WORK TASK
Whenever the word "JSON" shows up in a line of the data, copy that line.

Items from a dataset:
□ □ □ □ □ □ □
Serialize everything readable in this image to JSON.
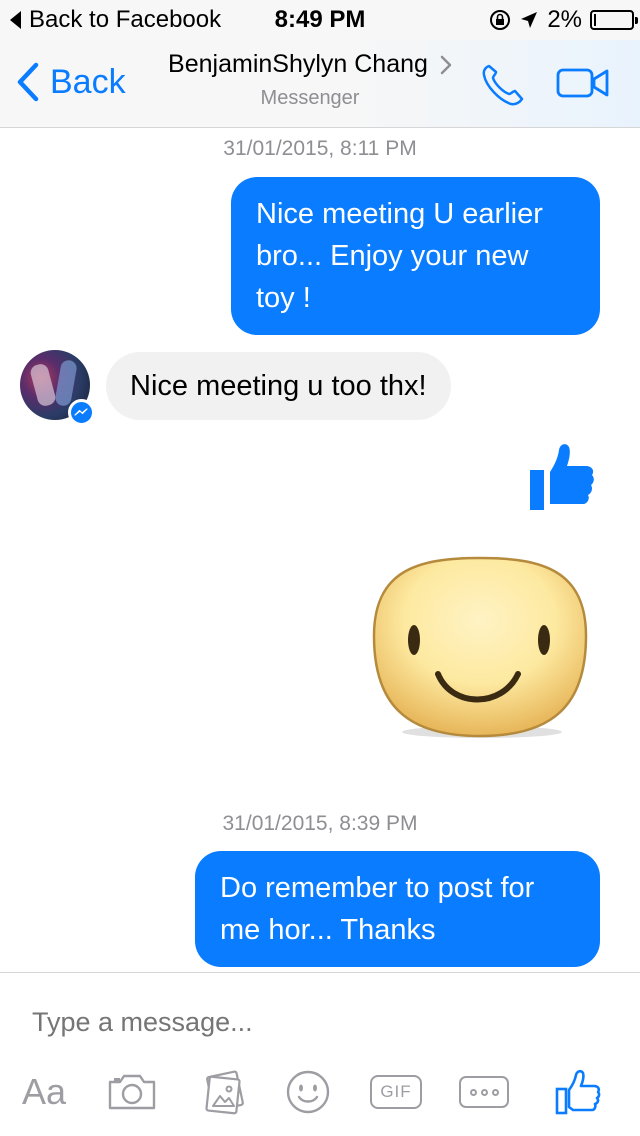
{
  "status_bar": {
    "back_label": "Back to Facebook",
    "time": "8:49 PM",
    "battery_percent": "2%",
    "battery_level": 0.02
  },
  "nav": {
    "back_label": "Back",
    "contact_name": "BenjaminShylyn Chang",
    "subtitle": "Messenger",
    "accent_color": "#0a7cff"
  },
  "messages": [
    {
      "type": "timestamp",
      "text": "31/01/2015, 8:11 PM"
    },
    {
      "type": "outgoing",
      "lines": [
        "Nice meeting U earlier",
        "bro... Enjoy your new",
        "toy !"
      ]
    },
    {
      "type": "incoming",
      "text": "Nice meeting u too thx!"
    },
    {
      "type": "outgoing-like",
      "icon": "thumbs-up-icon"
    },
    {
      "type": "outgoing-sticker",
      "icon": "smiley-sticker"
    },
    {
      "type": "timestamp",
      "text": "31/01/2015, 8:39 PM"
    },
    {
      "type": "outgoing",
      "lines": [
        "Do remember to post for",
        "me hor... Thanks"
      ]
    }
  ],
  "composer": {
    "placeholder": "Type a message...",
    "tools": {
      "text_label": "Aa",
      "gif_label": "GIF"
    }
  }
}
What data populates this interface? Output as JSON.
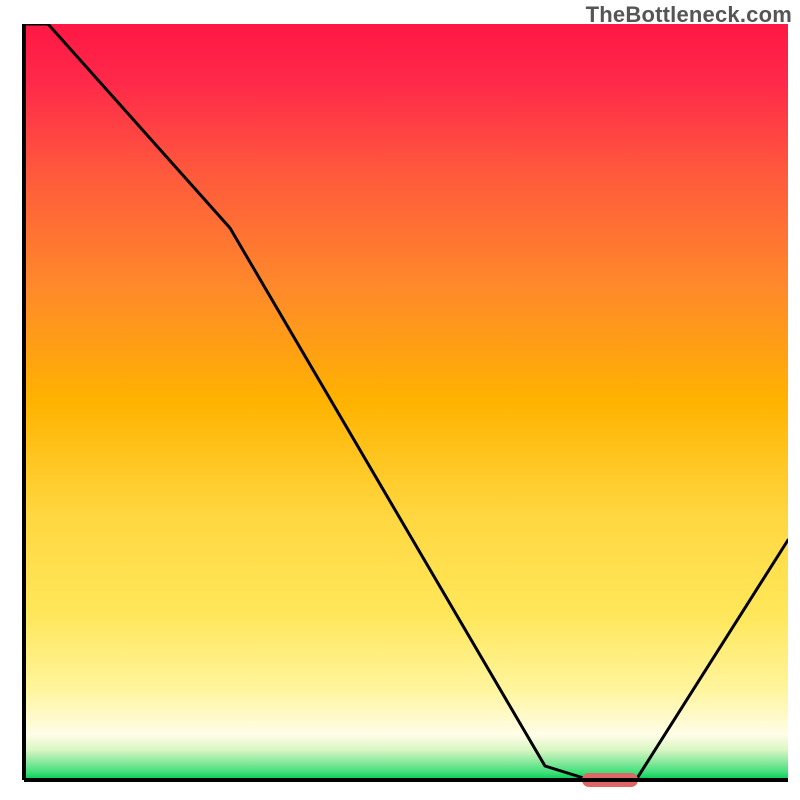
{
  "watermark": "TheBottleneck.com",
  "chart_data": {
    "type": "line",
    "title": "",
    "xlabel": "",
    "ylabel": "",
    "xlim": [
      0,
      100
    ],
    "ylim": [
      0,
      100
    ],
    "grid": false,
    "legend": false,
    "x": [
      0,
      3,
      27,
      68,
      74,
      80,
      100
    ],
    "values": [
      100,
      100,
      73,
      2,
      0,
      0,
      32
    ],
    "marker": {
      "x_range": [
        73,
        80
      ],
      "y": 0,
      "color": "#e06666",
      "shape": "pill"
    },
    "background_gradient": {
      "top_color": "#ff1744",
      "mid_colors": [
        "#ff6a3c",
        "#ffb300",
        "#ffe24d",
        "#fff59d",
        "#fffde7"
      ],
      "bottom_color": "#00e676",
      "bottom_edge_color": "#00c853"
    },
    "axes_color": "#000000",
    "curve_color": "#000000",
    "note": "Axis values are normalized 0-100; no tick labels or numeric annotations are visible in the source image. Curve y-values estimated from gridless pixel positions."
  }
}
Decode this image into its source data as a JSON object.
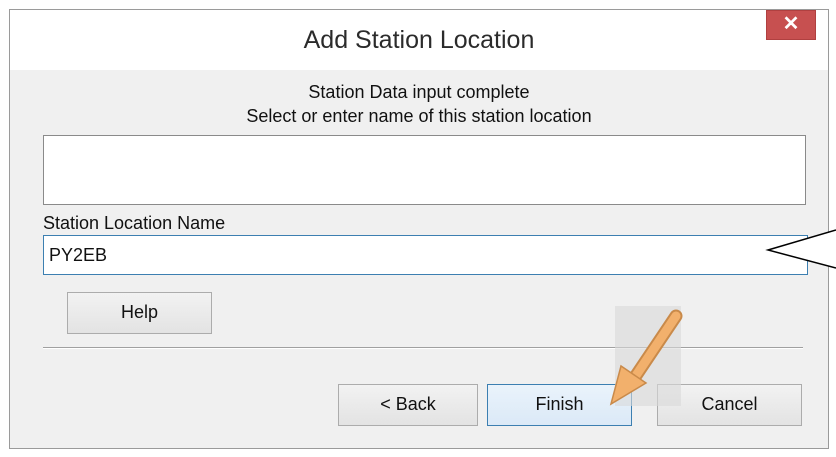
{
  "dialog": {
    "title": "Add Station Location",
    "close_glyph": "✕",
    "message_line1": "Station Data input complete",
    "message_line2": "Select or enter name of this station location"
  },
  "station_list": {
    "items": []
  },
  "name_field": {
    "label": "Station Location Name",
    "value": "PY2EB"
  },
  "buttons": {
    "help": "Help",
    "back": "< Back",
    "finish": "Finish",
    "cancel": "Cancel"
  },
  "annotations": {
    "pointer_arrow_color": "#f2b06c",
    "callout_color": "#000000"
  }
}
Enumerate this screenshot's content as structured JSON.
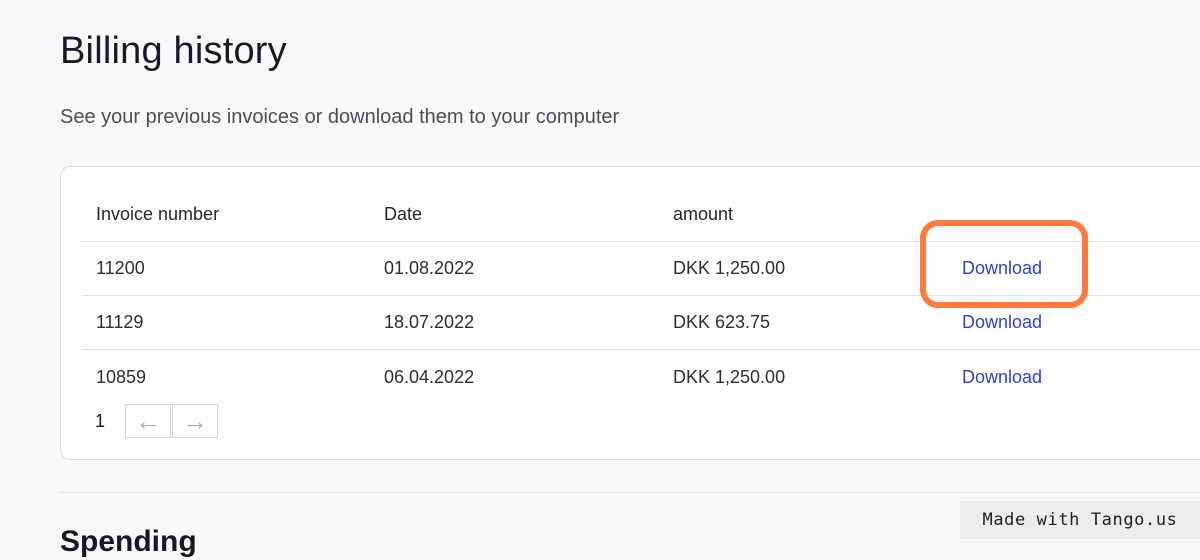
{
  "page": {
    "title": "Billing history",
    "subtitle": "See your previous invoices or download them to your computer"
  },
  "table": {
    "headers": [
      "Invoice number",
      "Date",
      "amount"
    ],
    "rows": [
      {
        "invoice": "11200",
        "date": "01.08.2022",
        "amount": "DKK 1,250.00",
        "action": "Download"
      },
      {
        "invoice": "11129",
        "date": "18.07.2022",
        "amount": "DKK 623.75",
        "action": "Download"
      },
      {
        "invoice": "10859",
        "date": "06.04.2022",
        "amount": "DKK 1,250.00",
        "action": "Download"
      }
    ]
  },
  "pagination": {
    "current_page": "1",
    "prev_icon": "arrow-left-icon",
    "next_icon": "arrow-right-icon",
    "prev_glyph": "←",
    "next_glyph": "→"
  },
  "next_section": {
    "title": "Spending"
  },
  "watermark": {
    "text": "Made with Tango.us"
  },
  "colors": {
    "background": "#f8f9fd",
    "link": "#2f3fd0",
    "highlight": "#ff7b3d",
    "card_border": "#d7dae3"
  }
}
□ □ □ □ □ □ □
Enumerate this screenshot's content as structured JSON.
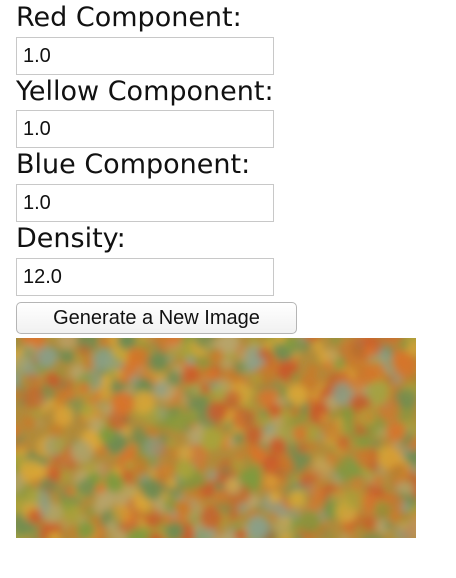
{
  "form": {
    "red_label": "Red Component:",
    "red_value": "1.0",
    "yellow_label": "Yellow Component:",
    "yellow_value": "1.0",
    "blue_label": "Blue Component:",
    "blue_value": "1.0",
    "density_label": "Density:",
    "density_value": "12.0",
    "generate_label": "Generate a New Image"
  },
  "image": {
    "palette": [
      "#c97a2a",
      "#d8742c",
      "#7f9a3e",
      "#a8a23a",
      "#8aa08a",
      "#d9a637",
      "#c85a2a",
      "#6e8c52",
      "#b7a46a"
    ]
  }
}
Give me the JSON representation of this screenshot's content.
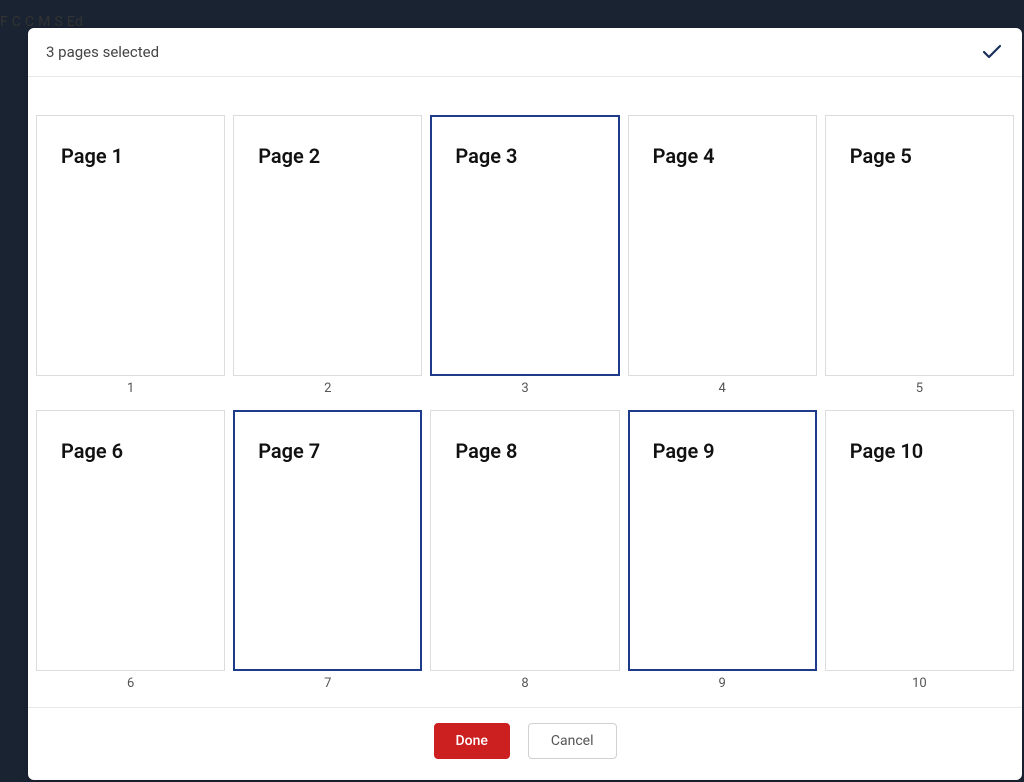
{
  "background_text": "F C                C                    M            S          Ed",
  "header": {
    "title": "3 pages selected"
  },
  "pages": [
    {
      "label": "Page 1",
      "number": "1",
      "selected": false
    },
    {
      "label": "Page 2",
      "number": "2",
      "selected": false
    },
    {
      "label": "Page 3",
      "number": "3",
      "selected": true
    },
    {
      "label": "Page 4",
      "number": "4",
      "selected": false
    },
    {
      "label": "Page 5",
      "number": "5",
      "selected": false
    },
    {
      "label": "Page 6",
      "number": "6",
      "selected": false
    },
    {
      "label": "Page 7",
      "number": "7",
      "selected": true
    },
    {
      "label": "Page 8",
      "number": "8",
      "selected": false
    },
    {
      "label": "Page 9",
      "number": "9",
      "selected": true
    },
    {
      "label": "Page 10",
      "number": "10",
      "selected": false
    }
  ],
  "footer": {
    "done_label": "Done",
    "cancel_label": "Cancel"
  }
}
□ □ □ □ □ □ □
YOUR SOLUTION
Serialize everything readable in this image to JSON.
What data populates this interface? Output as JSON.
Decode this image into its source data as a JSON object.
Enumerate this screenshot's content as structured JSON.
Enumerate this screenshot's content as structured JSON.
Give me the JSON representation of this screenshot's content.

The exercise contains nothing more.